# RECORDS PROVIDED:

-- -- --

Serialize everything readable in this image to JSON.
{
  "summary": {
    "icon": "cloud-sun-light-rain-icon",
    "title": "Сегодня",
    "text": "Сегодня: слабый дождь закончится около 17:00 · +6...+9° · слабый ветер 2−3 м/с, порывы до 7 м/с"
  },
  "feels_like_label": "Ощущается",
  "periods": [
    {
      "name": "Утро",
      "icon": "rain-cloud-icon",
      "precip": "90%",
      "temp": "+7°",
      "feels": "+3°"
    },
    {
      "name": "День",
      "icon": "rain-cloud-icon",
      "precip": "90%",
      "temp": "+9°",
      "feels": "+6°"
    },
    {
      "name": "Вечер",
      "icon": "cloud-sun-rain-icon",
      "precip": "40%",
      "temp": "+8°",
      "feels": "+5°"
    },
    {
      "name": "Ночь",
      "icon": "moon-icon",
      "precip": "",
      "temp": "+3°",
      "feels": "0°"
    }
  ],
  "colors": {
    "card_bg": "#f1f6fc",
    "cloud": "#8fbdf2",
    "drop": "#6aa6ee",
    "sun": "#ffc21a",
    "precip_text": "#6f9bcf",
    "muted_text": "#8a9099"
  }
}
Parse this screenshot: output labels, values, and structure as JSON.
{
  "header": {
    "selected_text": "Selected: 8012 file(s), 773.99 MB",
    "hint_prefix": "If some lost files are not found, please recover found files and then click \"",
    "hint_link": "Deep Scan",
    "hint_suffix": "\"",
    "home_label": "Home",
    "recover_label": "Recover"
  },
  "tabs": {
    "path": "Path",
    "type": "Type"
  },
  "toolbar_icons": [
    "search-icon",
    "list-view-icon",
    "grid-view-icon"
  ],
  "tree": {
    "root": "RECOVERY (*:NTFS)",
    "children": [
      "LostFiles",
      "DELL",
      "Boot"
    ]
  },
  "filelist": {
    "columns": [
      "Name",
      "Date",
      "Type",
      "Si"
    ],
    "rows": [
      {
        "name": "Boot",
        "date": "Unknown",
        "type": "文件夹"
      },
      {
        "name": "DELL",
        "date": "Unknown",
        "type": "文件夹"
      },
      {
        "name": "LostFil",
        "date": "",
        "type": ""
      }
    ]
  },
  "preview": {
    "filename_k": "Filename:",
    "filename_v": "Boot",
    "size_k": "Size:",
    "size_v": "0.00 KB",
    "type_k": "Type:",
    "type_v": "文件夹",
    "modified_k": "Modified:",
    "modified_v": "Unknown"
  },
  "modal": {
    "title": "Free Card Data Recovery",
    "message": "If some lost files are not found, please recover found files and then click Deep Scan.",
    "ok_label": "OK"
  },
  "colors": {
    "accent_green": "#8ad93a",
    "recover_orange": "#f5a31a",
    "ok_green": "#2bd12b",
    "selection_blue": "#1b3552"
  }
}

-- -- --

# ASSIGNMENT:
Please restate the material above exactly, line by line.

# WRITTEN RESPONSE:
Serialize everything readable in this image to JSON.
{
  "summary": {
    "icon": "cloud-sun-light-rain-icon",
    "title": "Сегодня",
    "text": "Сегодня: слабый дождь закончится около 17:00 · +6...+9° · слабый ветер 2−3 м/с, порывы до 7 м/с"
  },
  "feels_like_label": "Ощущается",
  "periods": [
    {
      "name": "Утро",
      "icon": "rain-cloud-icon",
      "precip": "90%",
      "temp": "+7°",
      "feels": "+3°"
    },
    {
      "name": "День",
      "icon": "rain-cloud-icon",
      "precip": "90%",
      "temp": "+9°",
      "feels": "+6°"
    },
    {
      "name": "Вечер",
      "icon": "cloud-sun-rain-icon",
      "precip": "40%",
      "temp": "+8°",
      "feels": "+5°"
    },
    {
      "name": "Ночь",
      "icon": "moon-icon",
      "precip": "",
      "temp": "+3°",
      "feels": "0°"
    }
  ],
  "colors": {
    "card_bg": "#f1f6fc",
    "cloud": "#8fbdf2",
    "drop": "#6aa6ee",
    "sun": "#ffc21a",
    "precip_text": "#6f9bcf",
    "muted_text": "#8a9099"
  }
}
Parse this screenshot: output labels, values, and structure as JSON.
{
  "header": {
    "selected_text": "Selected: 8012 file(s), 773.99 MB",
    "hint_prefix": "If some lost files are not found, please recover found files and then click \"",
    "hint_link": "Deep Scan",
    "hint_suffix": "\"",
    "home_label": "Home",
    "recover_label": "Recover"
  },
  "tabs": {
    "path": "Path",
    "type": "Type"
  },
  "toolbar_icons": [
    "search-icon",
    "list-view-icon",
    "grid-view-icon"
  ],
  "tree": {
    "root": "RECOVERY (*:NTFS)",
    "children": [
      "LostFiles",
      "DELL",
      "Boot"
    ]
  },
  "filelist": {
    "columns": [
      "Name",
      "Date",
      "Type",
      "Si"
    ],
    "rows": [
      {
        "name": "Boot",
        "date": "Unknown",
        "type": "文件夹"
      },
      {
        "name": "DELL",
        "date": "Unknown",
        "type": "文件夹"
      },
      {
        "name": "LostFil",
        "date": "",
        "type": ""
      }
    ]
  },
  "preview": {
    "filename_k": "Filename:",
    "filename_v": "Boot",
    "size_k": "Size:",
    "size_v": "0.00 KB",
    "type_k": "Type:",
    "type_v": "文件夹",
    "modified_k": "Modified:",
    "modified_v": "Unknown"
  },
  "modal": {
    "title": "Free Card Data Recovery",
    "message": "If some lost files are not found, please recover found files and then click Deep Scan.",
    "ok_label": "OK"
  },
  "colors": {
    "accent_green": "#8ad93a",
    "recover_orange": "#f5a31a",
    "ok_green": "#2bd12b",
    "selection_blue": "#1b3552"
  }
}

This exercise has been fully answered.